1. Paging A.J. Green. Cincinnati has made a concerted effort to get the ball to receiver A.J. Green this season, targeting him 50 times through just four games. The success rate in actually getting the ball in his hands hasn't been very high, though. Of those 50 times he has been thrown to, Green has caught just 26 passes. In his past three games, the third-year wideout has caught just 17 of the 37 balls that quarterback Andy Dalton has sent his way. During Sunday's game, the pair connected on half of the 14 passing attempts that were directed toward Green. On multiple occasions, though, passes were either overthrown, underthrown or thrown into a space that Green didn't cut into. In order to get Cincinnati's offense rolling again, these two have to get back on the same page.
2. Still going to Gio. Rookie running back Giovani Bernard is another offensive player the Bengals are trying to get the ball to. Ever since his two-touchdown performance in his unofficial coming-out party during the Week 2 win over Pittsburgh, Bernard has been a fan (and fantasy fan) favorite. His speed makes him a threat to make plays in space and pick up large chunks of yards off short screen passes. Although Bernard wasn't able to get in the end zone Sunday in Cleveland, the Bengals' promise of putting him in more positions to make plays has taken shape. After having just five touches in Week 1, Bernard's role has steadily increased. He had nine touches in Week 2, 14 in Week 3 and 16 on Sunday. Against the Browns, Bernard's 6.3 yards per reception was his lowest single-game total this year.

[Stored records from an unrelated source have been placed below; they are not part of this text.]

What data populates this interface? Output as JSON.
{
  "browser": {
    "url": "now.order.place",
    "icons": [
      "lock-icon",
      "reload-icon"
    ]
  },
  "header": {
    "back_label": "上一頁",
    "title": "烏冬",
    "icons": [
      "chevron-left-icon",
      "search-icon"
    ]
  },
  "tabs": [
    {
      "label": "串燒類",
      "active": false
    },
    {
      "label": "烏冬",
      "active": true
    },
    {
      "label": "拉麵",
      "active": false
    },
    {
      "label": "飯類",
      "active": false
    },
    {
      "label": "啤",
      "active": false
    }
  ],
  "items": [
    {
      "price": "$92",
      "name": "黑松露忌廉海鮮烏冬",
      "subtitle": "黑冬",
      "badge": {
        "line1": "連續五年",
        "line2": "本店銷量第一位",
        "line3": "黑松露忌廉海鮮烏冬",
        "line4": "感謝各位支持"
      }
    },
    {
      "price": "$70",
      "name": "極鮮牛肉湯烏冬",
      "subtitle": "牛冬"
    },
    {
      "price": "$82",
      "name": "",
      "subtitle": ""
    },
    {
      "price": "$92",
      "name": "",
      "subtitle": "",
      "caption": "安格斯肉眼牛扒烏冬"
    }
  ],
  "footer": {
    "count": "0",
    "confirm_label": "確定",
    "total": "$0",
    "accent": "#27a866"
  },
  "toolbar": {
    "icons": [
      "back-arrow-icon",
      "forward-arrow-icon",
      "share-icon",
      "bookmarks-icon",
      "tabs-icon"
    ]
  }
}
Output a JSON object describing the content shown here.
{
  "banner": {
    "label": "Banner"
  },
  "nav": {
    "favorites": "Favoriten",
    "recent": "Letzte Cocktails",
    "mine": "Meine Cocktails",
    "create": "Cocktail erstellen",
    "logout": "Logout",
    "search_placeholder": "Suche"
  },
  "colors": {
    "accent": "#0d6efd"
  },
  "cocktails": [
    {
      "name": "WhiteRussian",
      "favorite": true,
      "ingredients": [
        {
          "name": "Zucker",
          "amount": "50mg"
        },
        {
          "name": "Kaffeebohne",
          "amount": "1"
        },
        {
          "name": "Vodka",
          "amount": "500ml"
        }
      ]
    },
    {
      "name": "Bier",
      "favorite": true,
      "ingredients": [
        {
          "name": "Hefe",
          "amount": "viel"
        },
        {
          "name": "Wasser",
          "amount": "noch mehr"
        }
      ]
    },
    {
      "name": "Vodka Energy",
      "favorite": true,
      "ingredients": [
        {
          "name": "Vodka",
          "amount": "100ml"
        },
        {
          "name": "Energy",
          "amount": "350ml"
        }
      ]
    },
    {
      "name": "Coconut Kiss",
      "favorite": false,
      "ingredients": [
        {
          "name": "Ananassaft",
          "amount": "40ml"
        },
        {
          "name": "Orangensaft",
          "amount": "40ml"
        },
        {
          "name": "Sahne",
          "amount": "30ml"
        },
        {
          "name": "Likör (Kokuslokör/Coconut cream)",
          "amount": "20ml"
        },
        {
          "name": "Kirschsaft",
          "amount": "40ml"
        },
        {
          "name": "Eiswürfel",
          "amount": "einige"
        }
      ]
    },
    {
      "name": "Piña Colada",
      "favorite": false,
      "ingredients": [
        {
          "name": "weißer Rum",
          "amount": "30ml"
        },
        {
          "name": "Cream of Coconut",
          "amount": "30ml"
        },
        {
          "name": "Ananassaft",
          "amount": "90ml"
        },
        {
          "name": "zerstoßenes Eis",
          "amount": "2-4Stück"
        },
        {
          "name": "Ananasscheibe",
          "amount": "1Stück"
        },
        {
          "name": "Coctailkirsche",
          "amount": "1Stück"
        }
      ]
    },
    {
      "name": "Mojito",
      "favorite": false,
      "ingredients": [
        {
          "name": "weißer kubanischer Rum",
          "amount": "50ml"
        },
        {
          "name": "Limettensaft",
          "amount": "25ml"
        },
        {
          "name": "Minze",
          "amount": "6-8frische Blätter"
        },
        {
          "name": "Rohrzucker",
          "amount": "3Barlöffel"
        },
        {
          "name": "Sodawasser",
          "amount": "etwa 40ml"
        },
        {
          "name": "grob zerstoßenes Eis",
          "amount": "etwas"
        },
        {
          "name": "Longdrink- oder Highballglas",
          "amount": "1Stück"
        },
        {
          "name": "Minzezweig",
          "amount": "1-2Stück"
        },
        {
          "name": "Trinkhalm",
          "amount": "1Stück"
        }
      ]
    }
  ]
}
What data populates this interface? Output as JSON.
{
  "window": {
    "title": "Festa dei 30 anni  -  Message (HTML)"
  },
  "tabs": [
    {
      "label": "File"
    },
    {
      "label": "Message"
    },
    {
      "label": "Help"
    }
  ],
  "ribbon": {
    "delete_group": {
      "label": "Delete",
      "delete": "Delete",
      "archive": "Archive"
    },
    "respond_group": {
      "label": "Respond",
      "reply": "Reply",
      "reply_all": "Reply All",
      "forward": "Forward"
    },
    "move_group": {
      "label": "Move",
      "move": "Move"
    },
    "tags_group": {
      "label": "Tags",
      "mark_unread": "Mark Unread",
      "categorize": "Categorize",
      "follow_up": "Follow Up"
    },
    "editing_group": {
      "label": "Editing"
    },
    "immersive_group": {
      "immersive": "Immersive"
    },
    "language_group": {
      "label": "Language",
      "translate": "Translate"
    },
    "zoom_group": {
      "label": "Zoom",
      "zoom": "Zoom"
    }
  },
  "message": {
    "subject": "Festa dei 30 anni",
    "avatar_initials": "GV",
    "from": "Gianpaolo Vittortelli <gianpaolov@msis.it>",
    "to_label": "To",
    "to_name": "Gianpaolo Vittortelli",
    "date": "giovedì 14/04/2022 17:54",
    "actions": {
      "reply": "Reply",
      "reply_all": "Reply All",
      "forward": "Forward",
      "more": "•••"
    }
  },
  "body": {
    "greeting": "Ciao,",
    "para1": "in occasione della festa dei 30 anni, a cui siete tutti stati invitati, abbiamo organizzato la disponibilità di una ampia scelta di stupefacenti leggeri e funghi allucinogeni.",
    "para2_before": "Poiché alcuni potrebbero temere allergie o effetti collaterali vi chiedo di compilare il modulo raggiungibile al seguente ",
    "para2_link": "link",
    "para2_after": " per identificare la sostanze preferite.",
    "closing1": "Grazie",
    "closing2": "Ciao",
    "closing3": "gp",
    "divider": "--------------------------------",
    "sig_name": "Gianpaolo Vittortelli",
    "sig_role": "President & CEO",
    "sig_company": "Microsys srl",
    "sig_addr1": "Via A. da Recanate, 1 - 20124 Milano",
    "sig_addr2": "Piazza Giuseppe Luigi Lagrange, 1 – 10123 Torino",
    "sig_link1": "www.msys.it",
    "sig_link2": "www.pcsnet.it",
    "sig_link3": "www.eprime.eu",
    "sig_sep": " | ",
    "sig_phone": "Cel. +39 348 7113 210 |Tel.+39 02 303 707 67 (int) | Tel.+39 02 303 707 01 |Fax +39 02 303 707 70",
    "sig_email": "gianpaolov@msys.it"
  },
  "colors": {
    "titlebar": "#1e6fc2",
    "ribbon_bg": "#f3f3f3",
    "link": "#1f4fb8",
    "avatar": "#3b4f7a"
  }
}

3. Third-down difficulties. The Bengals couldn't seem to stay on the field long enough offensively, and couldn't kick the Browns off it defensively. In both phases the Bengals' third-down conversion ratings were the worst they have been all season. On offense, they converted just four of their 14 third-down opportunities (28.6 percent). On defense, they allowed the Browns to convert 9 of 18 opportunities (50 percent). All season, the offensive third-down conversion rating has trended negatively. After starting at 63.6 percent in the opener, Cincinnati has been less and less successful across the past three weeks. Before Sunday, the offense's third-down conversion percentage against the Packers (36.4 percent) had been the lowest. "At the end of the day, the tale of the tape would be third-down conversions," Bengals coach Marvin Lewis said. "Those are things we've got to do better."
4. Crocker feels fine. Cincinnati hopes to get a little healthier this week when undefeated New England comes to town. Against the Browns, the Bengals were down three defensive backs, including veterans Leon Hall and Reggie Nelson. They hope the pair can heal from hamstring injuries this week. If not, safety Chris Crocker, who was re-signed last week and relieved both players at times on Sunday, feels confident that he can go out again if needed. After his first game since the 2012 regular-season finale, Crocker said his "conditioning was pretty good, and each week I'll be better."
An examination of four hot issues from the Bengals' 17-6 loss to the Browns:1. Paging A.J. Green. Cincinnati has made a concerted effort to get the ball to receiver A.